**What you should do**
Which lines in the records below contain the word "Target"? Return each of them.

(Stored data begins)

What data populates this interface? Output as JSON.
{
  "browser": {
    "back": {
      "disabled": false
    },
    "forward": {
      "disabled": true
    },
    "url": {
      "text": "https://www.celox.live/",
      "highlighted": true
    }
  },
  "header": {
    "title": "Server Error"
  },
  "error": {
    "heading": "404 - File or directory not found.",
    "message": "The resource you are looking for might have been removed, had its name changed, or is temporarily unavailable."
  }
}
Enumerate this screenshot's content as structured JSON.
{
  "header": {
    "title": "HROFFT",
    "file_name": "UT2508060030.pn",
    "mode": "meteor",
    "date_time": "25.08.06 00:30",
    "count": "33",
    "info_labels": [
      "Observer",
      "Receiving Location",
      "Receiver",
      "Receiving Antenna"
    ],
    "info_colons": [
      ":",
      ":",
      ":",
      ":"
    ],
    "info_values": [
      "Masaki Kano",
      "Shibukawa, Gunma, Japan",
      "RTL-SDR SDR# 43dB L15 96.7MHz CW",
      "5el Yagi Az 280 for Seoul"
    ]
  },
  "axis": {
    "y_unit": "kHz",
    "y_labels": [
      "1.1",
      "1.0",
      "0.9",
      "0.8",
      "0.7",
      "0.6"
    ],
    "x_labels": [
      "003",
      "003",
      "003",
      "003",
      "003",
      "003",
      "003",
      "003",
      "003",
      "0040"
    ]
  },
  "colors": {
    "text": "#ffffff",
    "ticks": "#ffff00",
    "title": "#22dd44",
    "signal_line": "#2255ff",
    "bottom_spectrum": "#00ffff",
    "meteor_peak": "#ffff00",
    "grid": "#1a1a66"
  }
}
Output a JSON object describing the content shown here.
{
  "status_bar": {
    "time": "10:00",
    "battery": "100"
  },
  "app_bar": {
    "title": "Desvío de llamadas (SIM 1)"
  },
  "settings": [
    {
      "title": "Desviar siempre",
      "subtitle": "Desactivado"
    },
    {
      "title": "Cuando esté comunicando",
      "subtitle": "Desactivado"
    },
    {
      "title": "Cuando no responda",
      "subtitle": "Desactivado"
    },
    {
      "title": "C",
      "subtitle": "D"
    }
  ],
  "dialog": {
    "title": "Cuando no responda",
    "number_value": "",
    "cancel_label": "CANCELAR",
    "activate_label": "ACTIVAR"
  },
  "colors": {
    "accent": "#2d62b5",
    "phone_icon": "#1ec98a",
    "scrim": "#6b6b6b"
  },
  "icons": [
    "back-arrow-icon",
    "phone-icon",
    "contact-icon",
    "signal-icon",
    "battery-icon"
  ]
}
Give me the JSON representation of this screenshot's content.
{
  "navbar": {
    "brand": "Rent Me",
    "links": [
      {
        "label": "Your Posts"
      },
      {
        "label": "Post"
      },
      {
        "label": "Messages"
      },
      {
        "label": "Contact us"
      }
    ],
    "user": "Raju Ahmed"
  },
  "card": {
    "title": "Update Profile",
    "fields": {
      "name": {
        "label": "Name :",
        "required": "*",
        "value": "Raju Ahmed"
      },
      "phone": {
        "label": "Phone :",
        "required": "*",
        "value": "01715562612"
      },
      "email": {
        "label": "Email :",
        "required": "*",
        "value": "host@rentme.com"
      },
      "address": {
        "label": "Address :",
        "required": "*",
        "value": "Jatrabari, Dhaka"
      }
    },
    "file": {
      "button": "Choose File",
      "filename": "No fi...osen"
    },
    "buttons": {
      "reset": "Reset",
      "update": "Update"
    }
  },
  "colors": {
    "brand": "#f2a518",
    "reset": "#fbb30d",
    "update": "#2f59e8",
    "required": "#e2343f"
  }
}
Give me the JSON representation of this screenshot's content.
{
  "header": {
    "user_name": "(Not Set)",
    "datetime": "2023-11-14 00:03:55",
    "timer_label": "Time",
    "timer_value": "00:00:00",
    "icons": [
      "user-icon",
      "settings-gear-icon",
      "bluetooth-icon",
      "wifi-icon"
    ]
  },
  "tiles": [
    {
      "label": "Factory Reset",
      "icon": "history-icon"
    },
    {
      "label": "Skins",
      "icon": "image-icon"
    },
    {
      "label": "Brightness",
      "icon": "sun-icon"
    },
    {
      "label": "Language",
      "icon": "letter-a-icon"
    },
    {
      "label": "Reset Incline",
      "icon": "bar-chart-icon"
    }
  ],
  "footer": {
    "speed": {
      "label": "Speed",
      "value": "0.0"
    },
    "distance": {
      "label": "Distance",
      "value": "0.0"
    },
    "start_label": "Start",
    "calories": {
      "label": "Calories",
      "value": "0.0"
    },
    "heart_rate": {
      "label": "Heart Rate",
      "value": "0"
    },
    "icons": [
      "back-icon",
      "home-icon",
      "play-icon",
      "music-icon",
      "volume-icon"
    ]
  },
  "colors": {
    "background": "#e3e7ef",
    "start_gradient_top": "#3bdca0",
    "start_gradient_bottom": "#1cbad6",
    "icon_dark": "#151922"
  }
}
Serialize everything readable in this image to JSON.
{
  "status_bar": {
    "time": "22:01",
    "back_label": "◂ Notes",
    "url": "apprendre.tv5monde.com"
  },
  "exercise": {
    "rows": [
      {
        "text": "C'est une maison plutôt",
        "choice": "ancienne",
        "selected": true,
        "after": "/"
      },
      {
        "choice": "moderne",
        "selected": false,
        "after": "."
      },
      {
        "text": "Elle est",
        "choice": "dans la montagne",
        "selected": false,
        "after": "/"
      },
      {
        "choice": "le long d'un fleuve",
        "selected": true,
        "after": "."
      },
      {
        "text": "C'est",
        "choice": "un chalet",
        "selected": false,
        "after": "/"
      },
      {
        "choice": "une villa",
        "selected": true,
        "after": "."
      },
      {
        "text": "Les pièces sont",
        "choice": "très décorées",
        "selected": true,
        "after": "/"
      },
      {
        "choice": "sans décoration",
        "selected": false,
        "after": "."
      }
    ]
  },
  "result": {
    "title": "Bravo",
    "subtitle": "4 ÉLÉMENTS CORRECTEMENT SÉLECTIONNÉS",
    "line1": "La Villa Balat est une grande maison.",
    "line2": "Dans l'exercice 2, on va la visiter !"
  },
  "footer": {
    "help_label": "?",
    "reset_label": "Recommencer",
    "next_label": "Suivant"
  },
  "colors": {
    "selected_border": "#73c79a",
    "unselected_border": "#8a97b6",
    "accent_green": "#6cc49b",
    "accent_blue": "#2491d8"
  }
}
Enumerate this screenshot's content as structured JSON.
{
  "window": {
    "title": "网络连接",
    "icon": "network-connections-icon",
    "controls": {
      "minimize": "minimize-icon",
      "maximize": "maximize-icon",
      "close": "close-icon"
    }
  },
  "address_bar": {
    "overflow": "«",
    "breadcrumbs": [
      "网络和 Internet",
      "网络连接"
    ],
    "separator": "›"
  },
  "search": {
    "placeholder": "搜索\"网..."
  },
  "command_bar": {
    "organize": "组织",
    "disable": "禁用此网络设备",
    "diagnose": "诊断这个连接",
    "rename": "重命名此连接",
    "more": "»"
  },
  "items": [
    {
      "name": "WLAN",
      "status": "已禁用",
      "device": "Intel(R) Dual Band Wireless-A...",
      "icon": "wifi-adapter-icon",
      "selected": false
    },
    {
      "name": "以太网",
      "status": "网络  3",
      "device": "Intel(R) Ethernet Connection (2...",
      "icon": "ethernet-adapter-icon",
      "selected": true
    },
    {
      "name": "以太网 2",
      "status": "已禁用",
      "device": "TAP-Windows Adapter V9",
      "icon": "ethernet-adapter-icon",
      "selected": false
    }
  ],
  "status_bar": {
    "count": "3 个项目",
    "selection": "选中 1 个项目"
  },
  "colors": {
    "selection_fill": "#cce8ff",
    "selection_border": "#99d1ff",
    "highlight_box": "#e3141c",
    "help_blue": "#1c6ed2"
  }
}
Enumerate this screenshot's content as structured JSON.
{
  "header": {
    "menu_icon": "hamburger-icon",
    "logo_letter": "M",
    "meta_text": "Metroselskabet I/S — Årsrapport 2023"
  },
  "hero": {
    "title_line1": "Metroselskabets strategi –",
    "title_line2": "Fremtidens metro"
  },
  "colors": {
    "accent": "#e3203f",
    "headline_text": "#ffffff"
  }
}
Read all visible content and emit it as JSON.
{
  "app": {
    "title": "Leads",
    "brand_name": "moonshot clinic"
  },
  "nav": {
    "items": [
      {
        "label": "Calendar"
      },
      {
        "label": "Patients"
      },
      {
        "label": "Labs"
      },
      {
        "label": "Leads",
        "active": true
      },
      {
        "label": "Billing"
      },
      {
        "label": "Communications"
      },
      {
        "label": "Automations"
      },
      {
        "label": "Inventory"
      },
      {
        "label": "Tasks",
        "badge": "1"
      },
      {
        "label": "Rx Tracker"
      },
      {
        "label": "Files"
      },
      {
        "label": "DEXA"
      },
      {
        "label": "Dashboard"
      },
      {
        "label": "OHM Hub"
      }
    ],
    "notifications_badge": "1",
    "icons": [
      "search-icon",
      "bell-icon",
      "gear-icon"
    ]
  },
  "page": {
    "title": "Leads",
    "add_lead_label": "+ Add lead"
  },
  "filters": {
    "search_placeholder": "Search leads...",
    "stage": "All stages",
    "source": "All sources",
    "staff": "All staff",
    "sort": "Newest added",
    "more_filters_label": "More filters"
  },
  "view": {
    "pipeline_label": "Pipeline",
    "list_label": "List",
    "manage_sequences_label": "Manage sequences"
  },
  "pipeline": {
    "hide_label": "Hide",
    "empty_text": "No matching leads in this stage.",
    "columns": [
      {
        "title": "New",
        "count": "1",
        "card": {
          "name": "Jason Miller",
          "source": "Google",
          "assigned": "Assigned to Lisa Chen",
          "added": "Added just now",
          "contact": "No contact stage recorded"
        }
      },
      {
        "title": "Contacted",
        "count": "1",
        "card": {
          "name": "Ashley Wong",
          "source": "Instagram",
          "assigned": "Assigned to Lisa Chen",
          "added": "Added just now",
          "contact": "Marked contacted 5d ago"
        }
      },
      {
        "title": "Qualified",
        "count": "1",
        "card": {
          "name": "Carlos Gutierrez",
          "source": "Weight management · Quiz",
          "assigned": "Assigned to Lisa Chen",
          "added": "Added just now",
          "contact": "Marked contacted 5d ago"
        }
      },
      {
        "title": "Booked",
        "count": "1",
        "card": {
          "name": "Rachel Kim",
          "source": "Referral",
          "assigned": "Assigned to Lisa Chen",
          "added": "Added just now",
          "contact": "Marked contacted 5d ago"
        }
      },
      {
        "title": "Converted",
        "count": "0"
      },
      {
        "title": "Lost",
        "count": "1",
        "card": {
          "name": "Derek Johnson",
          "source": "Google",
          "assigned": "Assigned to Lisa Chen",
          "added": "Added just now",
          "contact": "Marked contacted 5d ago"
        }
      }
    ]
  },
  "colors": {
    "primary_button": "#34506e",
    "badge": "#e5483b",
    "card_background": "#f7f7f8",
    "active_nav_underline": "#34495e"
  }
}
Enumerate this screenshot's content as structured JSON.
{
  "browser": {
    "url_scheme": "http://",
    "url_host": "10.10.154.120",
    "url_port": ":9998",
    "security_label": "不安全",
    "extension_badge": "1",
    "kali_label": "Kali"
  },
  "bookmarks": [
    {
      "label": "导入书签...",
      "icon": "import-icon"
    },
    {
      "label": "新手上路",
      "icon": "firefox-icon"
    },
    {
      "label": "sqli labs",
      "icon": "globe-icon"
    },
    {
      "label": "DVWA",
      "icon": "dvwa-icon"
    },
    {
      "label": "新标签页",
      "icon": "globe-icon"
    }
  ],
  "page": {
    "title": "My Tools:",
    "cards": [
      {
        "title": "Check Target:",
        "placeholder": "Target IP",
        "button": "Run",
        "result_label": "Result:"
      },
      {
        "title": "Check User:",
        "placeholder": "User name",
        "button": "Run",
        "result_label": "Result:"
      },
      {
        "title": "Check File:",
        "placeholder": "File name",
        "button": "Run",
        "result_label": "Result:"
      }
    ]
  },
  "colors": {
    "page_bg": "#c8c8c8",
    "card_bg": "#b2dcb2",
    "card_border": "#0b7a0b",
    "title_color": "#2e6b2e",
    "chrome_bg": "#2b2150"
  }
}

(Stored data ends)

**Reply to the exercise**
        "title": "Check Target:",
        "placeholder": "Target IP",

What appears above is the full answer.